The Byre Theatre is a theatre in St Andrews, Fife, Scotland. It was founded in 1933 by Charles Marford, an actor (found in the Who's Who of 1921) and Alexander B. Paterson, a local journalist and playwright, with help from a theatre group made up from members of Hope Park Church, St Andrews.
St Andrews, Fife
|Capacity||Main auditorium 220|
Lawrence Levy 40-80
|Rebuilt||2001, Nicoll Russell Studios|
Today's Byre Theatre was built by award-winning architects Nicoll Russell Studios of Broughty Ferry, Dundee. The theatre grew from Charles Marford and A.B. Paterson's aspirations for a truly modern theatre addressing the needs of the entire community. The current building was opened in 2001 by Sir Sean Connery. Its main auditorium is named after A.B. Paterson. There is also a second 80-seat performance space named after the late golf photographer, Lawrence Levy. The theatre is said to be haunted by the benevolent ghost of Charles Marford, one of its founders.
The Byre Theatre's first home was a disused cow byre which the group cleaned out and ran as the St. Andrews Play Club, giving performances to audiences who sat on cushions on the floor. The first performance was Murder Trial by Sydney Box in 1935. Within a couple of years, the Byre Theatre had established a considerable reputation running a programme of performances which attracted audiences the theatre was barely able to hold.
In 1969, the original building was demolished to make way for a new housing development, and in 1970 the second building was opened. At a cost of £40,000, funded by a public appeal and the local authority, it was modeled on the Mermaid Theatre in London. The facilities were modest, for both public and staff, but it was thought to be rather grand compared to its predecessor. In 1994, Ken Alexander became Artistic Director.
A.B. Paterson's last ambition was yet again to modernise and refurbish the Byre Theatre to meet current expectations and requirements, in particular to address the inadequate facilities for those with special access needs, including visual or audio impairment. At the time of his death in 1989, a proposal for expansion of the theatre's facilities had been initiated. The £5.5m expansion was completed in 2001, and the theatre opened with a production of Into The Woods by Stephen Sondheim.

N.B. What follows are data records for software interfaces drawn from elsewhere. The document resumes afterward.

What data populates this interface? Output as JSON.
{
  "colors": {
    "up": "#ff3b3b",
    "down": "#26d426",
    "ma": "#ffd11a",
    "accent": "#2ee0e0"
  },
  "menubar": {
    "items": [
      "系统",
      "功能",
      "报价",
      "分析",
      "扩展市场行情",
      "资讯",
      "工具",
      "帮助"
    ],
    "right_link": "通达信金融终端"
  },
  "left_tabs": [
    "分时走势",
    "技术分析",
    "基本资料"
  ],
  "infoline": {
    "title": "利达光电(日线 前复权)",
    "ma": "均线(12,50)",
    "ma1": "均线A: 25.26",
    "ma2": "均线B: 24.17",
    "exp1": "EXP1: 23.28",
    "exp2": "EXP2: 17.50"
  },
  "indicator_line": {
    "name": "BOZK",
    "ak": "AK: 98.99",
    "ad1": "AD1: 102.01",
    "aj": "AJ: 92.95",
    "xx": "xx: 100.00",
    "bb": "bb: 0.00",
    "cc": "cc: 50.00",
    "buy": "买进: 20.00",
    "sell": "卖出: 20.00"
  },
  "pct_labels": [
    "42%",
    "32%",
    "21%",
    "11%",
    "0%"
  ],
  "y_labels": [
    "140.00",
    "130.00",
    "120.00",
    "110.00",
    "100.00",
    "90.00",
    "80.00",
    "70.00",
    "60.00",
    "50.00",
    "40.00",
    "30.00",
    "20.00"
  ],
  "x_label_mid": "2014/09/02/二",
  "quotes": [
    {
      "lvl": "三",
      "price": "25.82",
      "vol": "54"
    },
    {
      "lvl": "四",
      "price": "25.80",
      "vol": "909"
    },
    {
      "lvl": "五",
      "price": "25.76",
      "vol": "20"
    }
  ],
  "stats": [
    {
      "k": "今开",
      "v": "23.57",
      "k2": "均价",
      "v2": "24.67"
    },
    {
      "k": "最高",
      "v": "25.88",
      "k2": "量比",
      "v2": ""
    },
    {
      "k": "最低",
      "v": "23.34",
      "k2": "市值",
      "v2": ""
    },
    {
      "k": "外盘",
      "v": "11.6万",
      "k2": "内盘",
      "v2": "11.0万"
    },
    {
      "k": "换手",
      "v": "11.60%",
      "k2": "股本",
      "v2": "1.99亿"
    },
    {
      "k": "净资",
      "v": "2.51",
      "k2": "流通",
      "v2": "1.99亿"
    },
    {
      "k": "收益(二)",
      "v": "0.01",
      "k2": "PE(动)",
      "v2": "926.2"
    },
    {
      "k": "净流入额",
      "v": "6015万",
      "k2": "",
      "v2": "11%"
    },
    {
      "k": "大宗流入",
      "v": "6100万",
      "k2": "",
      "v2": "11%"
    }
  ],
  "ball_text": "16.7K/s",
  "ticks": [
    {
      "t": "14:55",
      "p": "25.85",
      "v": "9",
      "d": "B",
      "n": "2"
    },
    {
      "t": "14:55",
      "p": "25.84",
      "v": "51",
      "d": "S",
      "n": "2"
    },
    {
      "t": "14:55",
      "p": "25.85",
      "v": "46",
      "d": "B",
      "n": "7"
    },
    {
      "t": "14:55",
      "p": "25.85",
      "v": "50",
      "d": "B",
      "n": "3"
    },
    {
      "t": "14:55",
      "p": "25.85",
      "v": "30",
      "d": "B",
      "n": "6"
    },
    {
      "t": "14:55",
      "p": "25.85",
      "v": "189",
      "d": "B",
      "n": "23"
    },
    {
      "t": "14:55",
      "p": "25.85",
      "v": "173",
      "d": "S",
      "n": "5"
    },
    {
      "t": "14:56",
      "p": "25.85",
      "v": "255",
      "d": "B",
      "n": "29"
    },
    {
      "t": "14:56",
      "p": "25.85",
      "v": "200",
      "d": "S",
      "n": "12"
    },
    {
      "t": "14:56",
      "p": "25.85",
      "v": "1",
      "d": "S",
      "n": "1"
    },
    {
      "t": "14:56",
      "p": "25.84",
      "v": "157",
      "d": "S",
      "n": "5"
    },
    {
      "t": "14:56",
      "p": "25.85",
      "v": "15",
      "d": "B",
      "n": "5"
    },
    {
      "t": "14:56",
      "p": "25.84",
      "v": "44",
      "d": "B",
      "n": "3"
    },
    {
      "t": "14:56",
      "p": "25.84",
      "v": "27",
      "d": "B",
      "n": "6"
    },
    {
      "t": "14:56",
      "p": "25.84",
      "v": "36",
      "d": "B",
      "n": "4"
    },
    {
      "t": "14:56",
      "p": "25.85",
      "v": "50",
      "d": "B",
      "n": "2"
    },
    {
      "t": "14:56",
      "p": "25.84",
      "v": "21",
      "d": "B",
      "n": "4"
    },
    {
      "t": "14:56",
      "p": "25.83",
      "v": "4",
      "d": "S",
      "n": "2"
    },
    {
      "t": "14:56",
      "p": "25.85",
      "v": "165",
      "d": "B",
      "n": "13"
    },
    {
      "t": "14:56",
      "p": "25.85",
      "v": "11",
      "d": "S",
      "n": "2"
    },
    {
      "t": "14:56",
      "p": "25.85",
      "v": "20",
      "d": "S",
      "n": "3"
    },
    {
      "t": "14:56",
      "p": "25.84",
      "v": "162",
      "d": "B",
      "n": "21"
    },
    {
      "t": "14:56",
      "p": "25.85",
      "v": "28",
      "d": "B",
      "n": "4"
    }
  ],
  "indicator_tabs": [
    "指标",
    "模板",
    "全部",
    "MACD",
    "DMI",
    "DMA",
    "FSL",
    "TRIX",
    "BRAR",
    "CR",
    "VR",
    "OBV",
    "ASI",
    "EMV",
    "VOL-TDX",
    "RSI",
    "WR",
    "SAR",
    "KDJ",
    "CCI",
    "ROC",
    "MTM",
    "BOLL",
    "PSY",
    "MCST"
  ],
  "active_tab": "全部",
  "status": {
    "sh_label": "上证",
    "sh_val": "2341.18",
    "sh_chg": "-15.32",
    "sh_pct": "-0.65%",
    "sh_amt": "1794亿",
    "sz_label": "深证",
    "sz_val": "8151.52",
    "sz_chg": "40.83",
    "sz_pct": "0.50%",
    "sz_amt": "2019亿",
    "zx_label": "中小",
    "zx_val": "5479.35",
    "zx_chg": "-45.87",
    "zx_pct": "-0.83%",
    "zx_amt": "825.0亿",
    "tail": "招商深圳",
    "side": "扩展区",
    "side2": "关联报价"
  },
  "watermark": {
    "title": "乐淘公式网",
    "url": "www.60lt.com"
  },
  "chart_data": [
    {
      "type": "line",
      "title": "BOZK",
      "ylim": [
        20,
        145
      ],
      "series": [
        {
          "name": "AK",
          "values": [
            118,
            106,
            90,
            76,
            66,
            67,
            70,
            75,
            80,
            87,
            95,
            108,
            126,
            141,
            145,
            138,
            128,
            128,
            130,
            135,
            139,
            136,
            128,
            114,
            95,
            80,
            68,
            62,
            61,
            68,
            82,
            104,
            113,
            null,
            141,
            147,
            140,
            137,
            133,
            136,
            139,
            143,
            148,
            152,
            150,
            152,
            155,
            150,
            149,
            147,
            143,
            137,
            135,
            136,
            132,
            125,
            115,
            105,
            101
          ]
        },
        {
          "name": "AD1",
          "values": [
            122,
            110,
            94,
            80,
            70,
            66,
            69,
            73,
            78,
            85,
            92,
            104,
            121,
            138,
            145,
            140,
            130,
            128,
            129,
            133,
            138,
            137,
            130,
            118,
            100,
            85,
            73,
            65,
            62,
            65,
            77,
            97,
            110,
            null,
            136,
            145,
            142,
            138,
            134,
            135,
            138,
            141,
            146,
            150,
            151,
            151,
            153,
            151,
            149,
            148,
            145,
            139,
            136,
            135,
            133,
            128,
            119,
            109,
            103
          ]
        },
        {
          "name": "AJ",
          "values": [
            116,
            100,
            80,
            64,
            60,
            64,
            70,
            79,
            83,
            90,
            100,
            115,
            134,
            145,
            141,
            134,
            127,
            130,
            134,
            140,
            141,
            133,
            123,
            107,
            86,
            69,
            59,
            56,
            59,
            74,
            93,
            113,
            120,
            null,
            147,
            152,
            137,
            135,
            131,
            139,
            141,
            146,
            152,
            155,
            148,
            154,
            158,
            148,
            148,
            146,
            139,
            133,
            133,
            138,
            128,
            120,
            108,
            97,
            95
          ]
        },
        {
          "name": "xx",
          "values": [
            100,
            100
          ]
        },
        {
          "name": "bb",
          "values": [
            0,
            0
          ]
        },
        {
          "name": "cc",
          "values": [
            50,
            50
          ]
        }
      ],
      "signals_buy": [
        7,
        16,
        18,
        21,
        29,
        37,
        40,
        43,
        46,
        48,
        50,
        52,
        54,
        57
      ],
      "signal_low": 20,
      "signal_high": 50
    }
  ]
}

Ken Alexander was replaced as Artistic Director by Stephen Wrentmore in 2004. A cut in funding in 2006 meant that the Byre had to abandon producing its own plays, and subsequently provided a venue for visiting productions and community activities. Jacqueline McKay became Chief Executive in March 2007.
The University of St Andrews announced in August 2014 that the theatre was to reopen under the management of the University, after striking a deal with owners Fife Council and Creative Scotland. Under the agreement, which takes the form of a 25-year lease, the Byre will be used as a theatre, educational resource, general arts venue and music centre. When the announcement was made, the University stressed that the "rescue package will be delivered at no cost to council tax payers in Fife who hitherto had subsidised the ailing theatre". Michael Downes, the University of St Andrews’ Director of Music, was appointed as Artistic Director in September 2014, and replaced by Liam Sinclair in 2016.
- St Andrews in focus article about Alexander B Paterson[permanent dead link]
- "Connery takes centre stage at theatre". BBC. 6 June 2001. Retrieved 26 April 2016.
- Shuttleworth, Ian (26 June 2001). "The Financial Times". Retrieved 26 April 2016.
- Article on funding cut in The Stage
- "Byre Theatre in St Andrews board 'deeply regrets' closure". BBC News. 26 January 2013. Retrieved 21 October 2013.
- "Sean Connery backs campaign to save the Byre theatre in St Andrews". The Guardian. 4 February 2013. Retrieved 21 October 2013.
- "St Andrews Operating Theatre - Byre Brought Back To Life". University of St Andrews. Archived from the original on 3 September 2014. Retrieved 27 August 2014.
- "Liam Sinclair's arrival will help save Byre". The Scotsman. 10 September 2016. Retrieved 12 September 2016.